I don't know how long I walked the dark streets. It was getting light in the sky by the time I found myself shivering on the doorstep of my friend Torbin. He answered the door in dressing-gown and pyjamas, clutching a teddy bear that looked as if it ought to be called Aloysius. At first Torbin looked distinctly annoyed at being disturbed so early, but his expression melted into one of concern as he took in my dishevelled and footsore appearance.
Shortly, I was sitting inside, wrapped in a blanket dangerously close to a electric fire extravagantly set to maximum output. Torbin made me hot sweet tea, the same remedy that my mother would have applied under the circumstances, and listened to my garbled explanation. He shook his head as I tried to relate the transitory experience in the Pink Room, then frowned deeply when spoke of how Rave had tried to kill me.
Thanks to his charitable works, Torbin was no stranger to dealing with emotionally-charged situations. With him and his older colleague from the charity, we returned to the old house. When we arrived, Rave was slumped on the front doorstep, his head resting on his arms and looking as if he had been there all night. I shook his shoulder and spoke his name; only when he looked up I could see that his wrists were cut and dripping blood; the doormat where he lay was soaked.
I reeled away, sickened and horrified. Torbin's colleague ran inside to the phone - fortunately the front door was not locked - and called an ambulance while Torbin did his best to staunch the flow of blood. I was useless in this situation, alternately retching noisily and sobbing pitifully. Finally, the paramedics arrived and we were both hurried away.
Rave never again entered the old house or indeed completed his degree at the University. Somehow the message had got through, and his parents turned up at the hospital to tend for him. As soon as he was discharged, they took him away with his wrists bandaged.

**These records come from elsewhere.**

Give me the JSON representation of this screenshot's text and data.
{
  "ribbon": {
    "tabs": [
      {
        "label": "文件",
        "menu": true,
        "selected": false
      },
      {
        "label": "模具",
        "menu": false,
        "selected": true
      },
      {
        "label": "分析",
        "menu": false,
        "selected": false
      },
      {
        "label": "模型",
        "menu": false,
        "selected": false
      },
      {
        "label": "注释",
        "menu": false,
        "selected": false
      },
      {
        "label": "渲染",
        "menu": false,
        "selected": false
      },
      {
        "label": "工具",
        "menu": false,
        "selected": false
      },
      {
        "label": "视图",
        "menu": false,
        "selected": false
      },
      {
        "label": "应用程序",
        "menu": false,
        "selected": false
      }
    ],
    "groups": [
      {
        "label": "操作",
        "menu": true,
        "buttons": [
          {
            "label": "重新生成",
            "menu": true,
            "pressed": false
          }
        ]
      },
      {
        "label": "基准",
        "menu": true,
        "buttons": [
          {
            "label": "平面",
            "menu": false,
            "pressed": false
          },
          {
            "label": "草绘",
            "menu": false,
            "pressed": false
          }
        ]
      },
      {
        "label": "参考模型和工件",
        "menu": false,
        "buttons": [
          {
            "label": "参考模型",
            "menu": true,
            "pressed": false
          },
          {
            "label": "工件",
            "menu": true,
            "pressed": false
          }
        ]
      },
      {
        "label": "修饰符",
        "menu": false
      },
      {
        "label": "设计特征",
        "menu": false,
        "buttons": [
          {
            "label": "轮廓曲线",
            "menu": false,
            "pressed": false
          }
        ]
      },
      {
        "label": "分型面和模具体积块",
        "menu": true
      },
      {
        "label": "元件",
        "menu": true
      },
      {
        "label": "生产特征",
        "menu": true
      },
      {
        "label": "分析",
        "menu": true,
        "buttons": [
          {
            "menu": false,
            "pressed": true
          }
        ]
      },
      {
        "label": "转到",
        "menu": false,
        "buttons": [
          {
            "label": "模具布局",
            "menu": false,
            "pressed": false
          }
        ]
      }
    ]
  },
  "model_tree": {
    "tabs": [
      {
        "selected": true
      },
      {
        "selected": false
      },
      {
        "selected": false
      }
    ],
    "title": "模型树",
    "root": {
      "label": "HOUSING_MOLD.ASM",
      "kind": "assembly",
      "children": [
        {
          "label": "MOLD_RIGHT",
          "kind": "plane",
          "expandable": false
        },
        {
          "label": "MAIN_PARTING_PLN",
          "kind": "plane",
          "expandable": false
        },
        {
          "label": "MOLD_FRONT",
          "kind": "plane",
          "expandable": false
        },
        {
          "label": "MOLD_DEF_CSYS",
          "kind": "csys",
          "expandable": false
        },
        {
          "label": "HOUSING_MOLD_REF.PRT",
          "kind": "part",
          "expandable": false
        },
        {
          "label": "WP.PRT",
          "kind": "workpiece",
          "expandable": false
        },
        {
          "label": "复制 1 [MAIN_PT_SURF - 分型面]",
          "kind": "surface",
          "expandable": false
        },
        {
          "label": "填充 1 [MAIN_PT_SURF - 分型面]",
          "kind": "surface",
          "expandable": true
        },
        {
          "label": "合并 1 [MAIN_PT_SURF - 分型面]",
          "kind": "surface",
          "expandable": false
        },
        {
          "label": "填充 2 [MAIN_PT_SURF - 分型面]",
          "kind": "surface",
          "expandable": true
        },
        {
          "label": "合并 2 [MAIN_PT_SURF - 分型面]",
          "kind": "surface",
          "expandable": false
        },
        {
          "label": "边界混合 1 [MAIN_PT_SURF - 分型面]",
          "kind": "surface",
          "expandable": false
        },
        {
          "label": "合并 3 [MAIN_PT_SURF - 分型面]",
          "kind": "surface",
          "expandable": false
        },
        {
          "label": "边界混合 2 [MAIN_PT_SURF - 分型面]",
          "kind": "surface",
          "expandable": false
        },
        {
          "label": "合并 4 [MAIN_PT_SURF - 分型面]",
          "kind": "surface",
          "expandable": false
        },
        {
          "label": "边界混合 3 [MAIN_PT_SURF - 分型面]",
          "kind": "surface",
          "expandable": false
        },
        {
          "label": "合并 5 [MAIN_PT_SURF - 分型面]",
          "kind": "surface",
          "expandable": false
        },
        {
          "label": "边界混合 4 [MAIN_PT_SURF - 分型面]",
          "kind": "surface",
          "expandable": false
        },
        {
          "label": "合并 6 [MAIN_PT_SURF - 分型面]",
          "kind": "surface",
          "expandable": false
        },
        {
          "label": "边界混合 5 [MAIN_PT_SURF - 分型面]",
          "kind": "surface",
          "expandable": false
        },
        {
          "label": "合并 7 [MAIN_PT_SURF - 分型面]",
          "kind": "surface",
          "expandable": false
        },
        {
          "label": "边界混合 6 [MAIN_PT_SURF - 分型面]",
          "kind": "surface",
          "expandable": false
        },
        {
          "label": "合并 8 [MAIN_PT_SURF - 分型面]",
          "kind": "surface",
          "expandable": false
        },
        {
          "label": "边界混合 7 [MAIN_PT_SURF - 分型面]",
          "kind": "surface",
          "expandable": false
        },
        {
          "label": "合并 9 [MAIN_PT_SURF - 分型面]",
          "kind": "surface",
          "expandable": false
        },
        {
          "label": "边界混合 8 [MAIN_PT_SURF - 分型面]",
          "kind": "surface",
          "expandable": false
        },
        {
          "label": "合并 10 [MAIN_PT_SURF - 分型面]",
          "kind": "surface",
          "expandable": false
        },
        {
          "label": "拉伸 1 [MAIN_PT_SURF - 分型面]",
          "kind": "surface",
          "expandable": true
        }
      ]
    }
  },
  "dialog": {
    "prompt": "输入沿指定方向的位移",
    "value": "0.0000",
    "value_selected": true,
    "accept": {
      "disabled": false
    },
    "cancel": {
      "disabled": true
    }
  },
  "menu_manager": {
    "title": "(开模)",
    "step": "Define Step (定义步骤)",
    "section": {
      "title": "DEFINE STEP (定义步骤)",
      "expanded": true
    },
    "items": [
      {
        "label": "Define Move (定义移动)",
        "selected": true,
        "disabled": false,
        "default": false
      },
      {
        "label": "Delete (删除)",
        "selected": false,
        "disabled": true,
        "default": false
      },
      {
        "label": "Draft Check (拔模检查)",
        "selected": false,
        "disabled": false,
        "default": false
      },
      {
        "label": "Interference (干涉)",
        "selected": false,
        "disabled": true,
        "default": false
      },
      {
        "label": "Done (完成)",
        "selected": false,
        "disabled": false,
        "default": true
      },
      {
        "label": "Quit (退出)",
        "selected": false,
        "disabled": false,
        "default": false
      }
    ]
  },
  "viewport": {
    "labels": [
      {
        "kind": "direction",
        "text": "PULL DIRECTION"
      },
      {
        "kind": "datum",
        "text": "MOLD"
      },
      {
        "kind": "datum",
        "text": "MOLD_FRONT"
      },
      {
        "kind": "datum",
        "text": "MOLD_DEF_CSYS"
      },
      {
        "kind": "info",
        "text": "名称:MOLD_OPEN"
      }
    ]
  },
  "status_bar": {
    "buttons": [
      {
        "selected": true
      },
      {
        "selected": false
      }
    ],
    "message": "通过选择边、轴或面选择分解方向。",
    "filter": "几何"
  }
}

Later, I would write politely to the home address I had been given, and received a stilted and formal reply that Rave had been admitted to one of those places in the country which catered for those who needed complete rest. Apparently, he had suffered some kind of psychological collapse the cause of which was sufficiently indeterminate that the catch-all description of "a nervous breakdown" was the only one which could be used.
I myself only lasted another few weeks in the old house, living there on my own. I had no stomach for parties and entertaining, instead dedicating myself to my work with long hours in the laboratories and libraries, and then drinking far too much, too quickly in a local hostelry until it was closing time. My nights were still disturbed, despite the squandering of the remnants of my modest student grant on excessive amounts of alcohol.
Oh, the house was as silent as one could have wished for, disturbed only by the noise of passing traffic and the eructation of the dragon in the basement as the ancient heating system switched itself on in the mornings. Perhaps it was my imagination but now there was sometimes a brooding presence in the old place. I could not even bring myself to go upstairs to Rave's old room, for I would have to pass the doorway to the Pink Room.
I decided to leave; I could stand no more. After a couple of pleading phone calls, I threw myself on the mercy of a friend and his ancient sofa, and rapidly packing my few meagre belongings into the boot and back seat of the battered old van of another friend who had somehow managed to acquire both driving licence and operational wheels.
With my acquaintances standing on the doorstep waiting patiently, I summoned the courage to investigate the Pink Room. I put my hand on the doorknob and turned. Nothing happened. Somehow the door was once again locked and, as far as I could see from squinting through the key-hole, the key was still in the lock.
I turned and ran, never entering the old house again.